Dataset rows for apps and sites
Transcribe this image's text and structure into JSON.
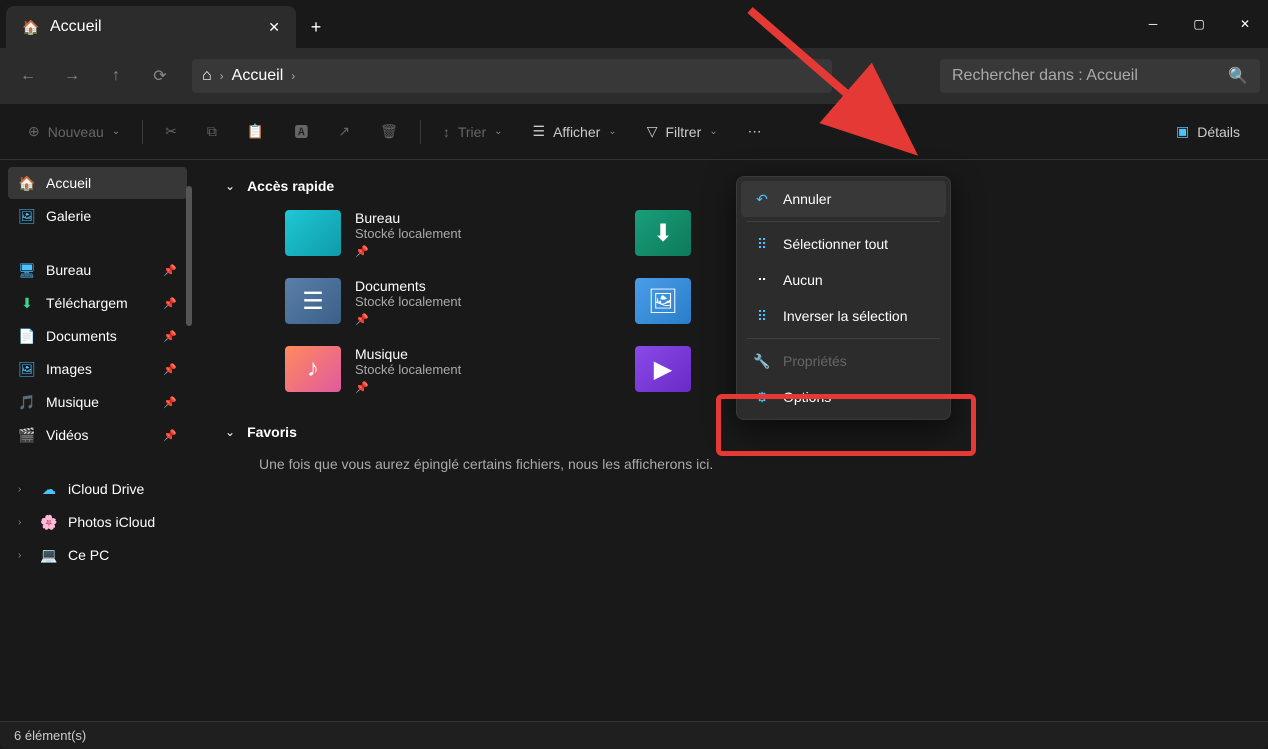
{
  "titlebar": {
    "tab_label": "Accueil",
    "newtab_icon": "+"
  },
  "navbar": {
    "breadcrumb": "Accueil",
    "search_placeholder": "Rechercher dans : Accueil"
  },
  "toolbar": {
    "new_label": "Nouveau",
    "sort_label": "Trier",
    "view_label": "Afficher",
    "filter_label": "Filtrer",
    "details_label": "Détails"
  },
  "sidebar": {
    "items": [
      {
        "label": "Accueil"
      },
      {
        "label": "Galerie"
      },
      {
        "label": "Bureau"
      },
      {
        "label": "Téléchargem"
      },
      {
        "label": "Documents"
      },
      {
        "label": "Images"
      },
      {
        "label": "Musique"
      },
      {
        "label": "Vidéos"
      },
      {
        "label": "iCloud Drive"
      },
      {
        "label": "Photos iCloud"
      },
      {
        "label": "Ce PC"
      }
    ]
  },
  "main": {
    "section_quick": "Accès rapide",
    "section_fav": "Favoris",
    "fav_empty": "Une fois que vous aurez épinglé certains fichiers, nous les afficherons ici.",
    "stored_locally": "Stocké localement",
    "folders": [
      {
        "name": "Bureau"
      },
      {
        "name": "Documents"
      },
      {
        "name": "Musique"
      }
    ]
  },
  "ctx": {
    "undo": "Annuler",
    "select_all": "Sélectionner tout",
    "none": "Aucun",
    "invert": "Inverser la sélection",
    "properties": "Propriétés",
    "options": "Options"
  },
  "status": {
    "count": "6 élément(s)"
  }
}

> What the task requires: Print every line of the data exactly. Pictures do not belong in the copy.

> Result of the task:
Transcribe this image's text and structure into JSON.
{
  "titlebar": {
    "tab_label": "Accueil",
    "newtab_icon": "+"
  },
  "navbar": {
    "breadcrumb": "Accueil",
    "search_placeholder": "Rechercher dans : Accueil"
  },
  "toolbar": {
    "new_label": "Nouveau",
    "sort_label": "Trier",
    "view_label": "Afficher",
    "filter_label": "Filtrer",
    "details_label": "Détails"
  },
  "sidebar": {
    "items": [
      {
        "label": "Accueil"
      },
      {
        "label": "Galerie"
      },
      {
        "label": "Bureau"
      },
      {
        "label": "Téléchargem"
      },
      {
        "label": "Documents"
      },
      {
        "label": "Images"
      },
      {
        "label": "Musique"
      },
      {
        "label": "Vidéos"
      },
      {
        "label": "iCloud Drive"
      },
      {
        "label": "Photos iCloud"
      },
      {
        "label": "Ce PC"
      }
    ]
  },
  "main": {
    "section_quick": "Accès rapide",
    "section_fav": "Favoris",
    "fav_empty": "Une fois que vous aurez épinglé certains fichiers, nous les afficherons ici.",
    "stored_locally": "Stocké localement",
    "folders": [
      {
        "name": "Bureau"
      },
      {
        "name": "Documents"
      },
      {
        "name": "Musique"
      }
    ]
  },
  "ctx": {
    "undo": "Annuler",
    "select_all": "Sélectionner tout",
    "none": "Aucun",
    "invert": "Inverser la sélection",
    "properties": "Propriétés",
    "options": "Options"
  },
  "status": {
    "count": "6 élément(s)"
  }
}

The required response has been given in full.